Harpreet Singh Saini, whose mother was one of six killed by a white supremacist in an attack on a Wisconsin Sikh temple in August, asked U.S. senators today at a subcommittee meeting to urge the FBI to track hate crimes against Sikhs motivated by religious bias.
"I just had my first day of college, and my mother wasn't there to send me off," Saini said. "She won't be there at my graduation or my wedding day. I want to tell the gunman … you may be full of hate, but my mother was full of love."
Saini pointed out that the FBI does not count the number of hate crimes against Sikhs specifically, instead lumping those attacks in the anti-Muslim hate-crime category. Sikhs, who adhere to a monotheistic faith that originated in South Asia, are often mistaken for Muslims because they wear turbans, and so have found themselves the victims of Muslim bias attacks. (A few days after the September 11 attacks, a Sikh gas-station worker was murdered by a man who was out for revenge against Muslims.)
"I came here today to ask the government to give my mother the dignity of being a statistic," Saini said. "We cannot solve a problem we refuse to recognize."
Some members of Congress are already seeking to pass a resolution asking the FBI to track anti-Sikh hate crimes.

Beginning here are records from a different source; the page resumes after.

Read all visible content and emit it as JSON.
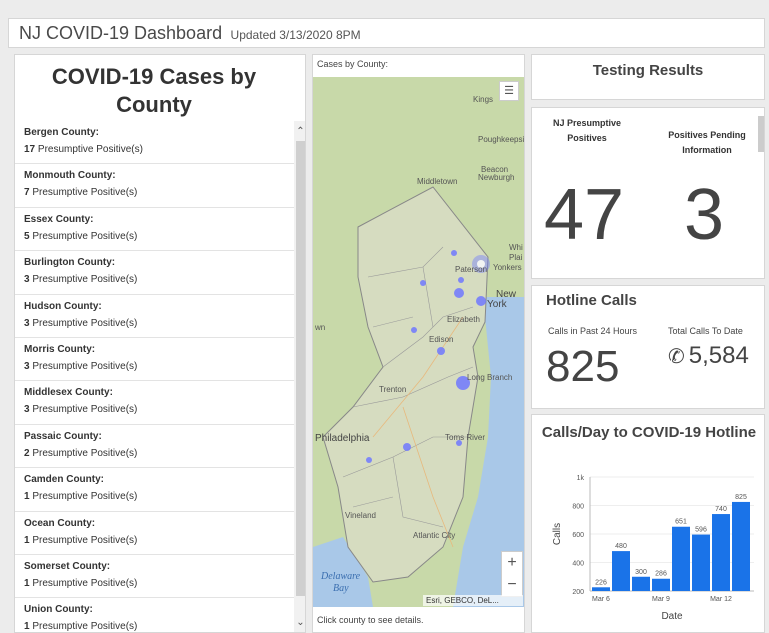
{
  "header": {
    "title": "NJ COVID-19 Dashboard",
    "updated": "Updated 3/13/2020 8PM"
  },
  "cases_panel": {
    "title": "COVID-19 Cases by County",
    "counties": [
      {
        "name": "Bergen County:",
        "count": "17",
        "suffix": "Presumptive Positive(s)"
      },
      {
        "name": "Monmouth County:",
        "count": "7",
        "suffix": "Presumptive Positive(s)"
      },
      {
        "name": "Essex County:",
        "count": "5",
        "suffix": "Presumptive Positive(s)"
      },
      {
        "name": "Burlington County:",
        "count": "3",
        "suffix": "Presumptive Positive(s)"
      },
      {
        "name": "Hudson County:",
        "count": "3",
        "suffix": "Presumptive Positive(s)"
      },
      {
        "name": "Morris County:",
        "count": "3",
        "suffix": "Presumptive Positive(s)"
      },
      {
        "name": "Middlesex County:",
        "count": "3",
        "suffix": "Presumptive Positive(s)"
      },
      {
        "name": "Passaic County:",
        "count": "2",
        "suffix": "Presumptive Positive(s)"
      },
      {
        "name": "Camden County:",
        "count": "1",
        "suffix": "Presumptive Positive(s)"
      },
      {
        "name": "Ocean County:",
        "count": "1",
        "suffix": "Presumptive Positive(s)"
      },
      {
        "name": "Somerset County:",
        "count": "1",
        "suffix": "Presumptive Positive(s)"
      },
      {
        "name": "Union County:",
        "count": "1",
        "suffix": "Presumptive Positive(s)"
      }
    ]
  },
  "map": {
    "title": "Cases by County:",
    "footer": "Click county to see details.",
    "attribution": "Esri, GEBCO, DeL...",
    "zoom_in": "+",
    "zoom_out": "−",
    "labels": [
      "Kings",
      "Poughkeepsie",
      "Beacon",
      "Newburgh",
      "Middletown",
      "Whi",
      "Plai",
      "Paterson",
      "Yonkers",
      "New",
      "York",
      "Elizabeth",
      "wn",
      "Edison",
      "Trenton",
      "Long Branch",
      "Philadelphia",
      "Toms River",
      "Vineland",
      "Atlantic City",
      "Delaware",
      "Bay"
    ]
  },
  "testing": {
    "title": "Testing Results",
    "presumptive_label": "NJ Presumptive Positives",
    "presumptive_value": "47",
    "pending_label": "Positives Pending Information",
    "pending_value": "3"
  },
  "hotline": {
    "title": "Hotline Calls",
    "calls_24h_label": "Calls in Past 24 Hours",
    "calls_24h_value": "825",
    "total_label": "Total Calls To Date",
    "total_value": "5,584"
  },
  "chart_data": {
    "type": "bar",
    "title": "Calls/Day to COVID-19 Hotline",
    "xlabel": "Date",
    "ylabel": "Calls",
    "x_ticks": [
      "Mar 6",
      "Mar 9",
      "Mar 12"
    ],
    "y_ticks": [
      "200",
      "400",
      "600",
      "800",
      "1k"
    ],
    "ylim": [
      200,
      1000
    ],
    "values": [
      226,
      480,
      300,
      286,
      651,
      596,
      740,
      825
    ],
    "color": "#1a73e8"
  },
  "colors": {
    "bar": "#1a73e8",
    "map_dot": "#6e78ff"
  }
}
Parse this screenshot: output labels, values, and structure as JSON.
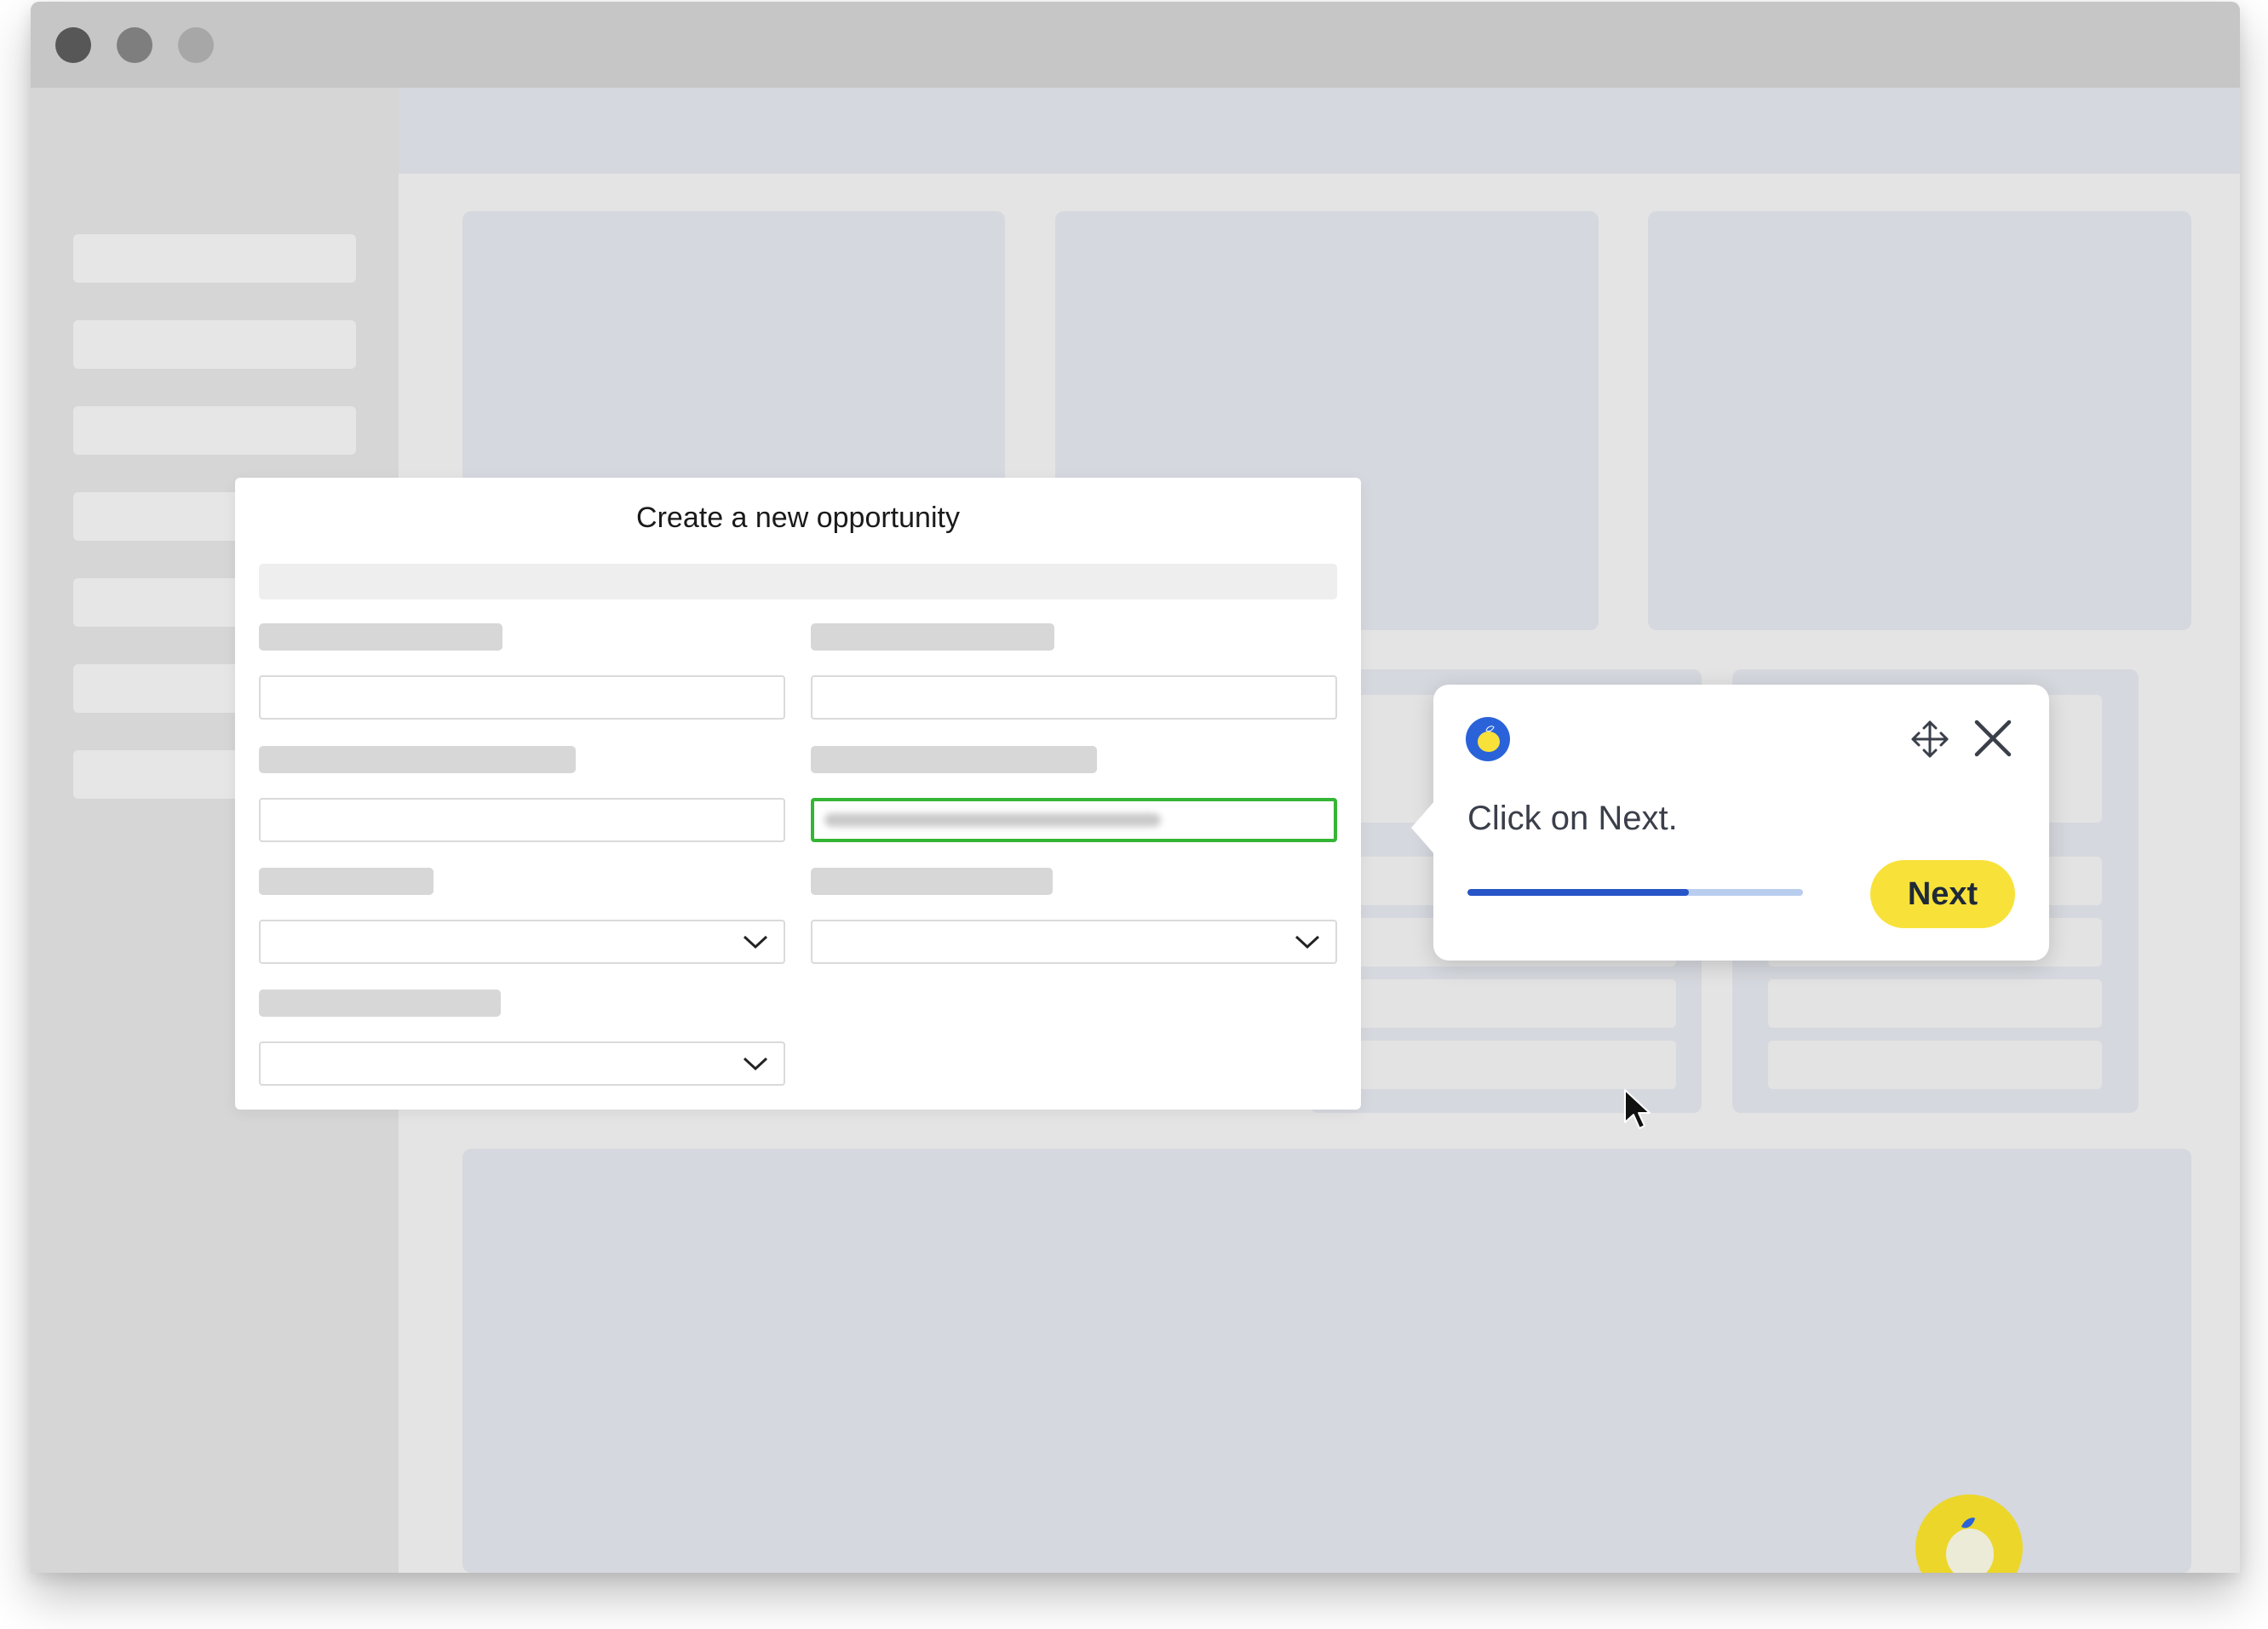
{
  "modal": {
    "title": "Create a new opportunity"
  },
  "guide_tooltip": {
    "instruction": "Click on Next.",
    "next_label": "Next",
    "progress": 0.66,
    "colors": {
      "accent_yellow": "#f8e23a",
      "progress_fill": "#2755c8",
      "progress_track": "#b9ceee",
      "focus_highlight": "#35b535"
    },
    "icons": [
      "lemon-logo-icon",
      "move-icon",
      "close-icon"
    ]
  }
}
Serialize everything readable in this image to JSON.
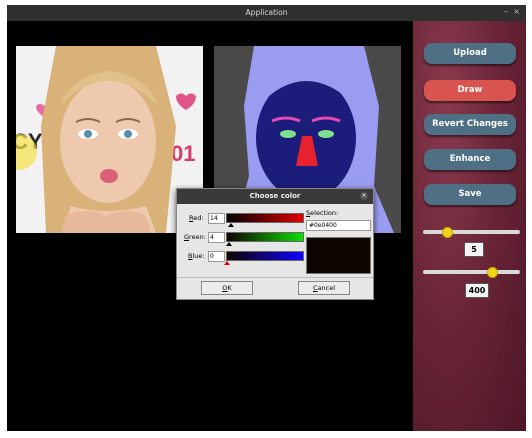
{
  "window": {
    "title": "Application",
    "minimize": "–",
    "close": "×"
  },
  "sidebar": {
    "buttons": [
      {
        "label": "Upload"
      },
      {
        "label": "Draw"
      },
      {
        "label": "Revert Changes"
      },
      {
        "label": "Enhance"
      },
      {
        "label": "Save"
      }
    ],
    "sliders": [
      {
        "value": "5",
        "fraction": 0.25
      },
      {
        "value": "400",
        "fraction": 0.72
      }
    ]
  },
  "dialog": {
    "title": "Choose color",
    "close": "×",
    "red_label": "Red:",
    "green_label": "Green:",
    "blue_label": "Blue:",
    "red_value": "14",
    "green_value": "4",
    "blue_value": "0",
    "selection_label": "Selection:",
    "selection_value": "#0e0400",
    "ok_label": "OK",
    "cancel_label": "Cancel"
  },
  "colors": {
    "selected": "#0e0400",
    "draw_button": "#d9534f",
    "button": "#4e6f84",
    "slider_knob": "#f2d31b"
  }
}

Michael A. Clancy, a counterterrorism official at the FBI, testified that while the agency was aware that Wade Page, who allegedly killed himself after shooting the Sikhs, was a white supremacist, the FBI "never had any information that he posed a threat to any group, particularly the Sikhs."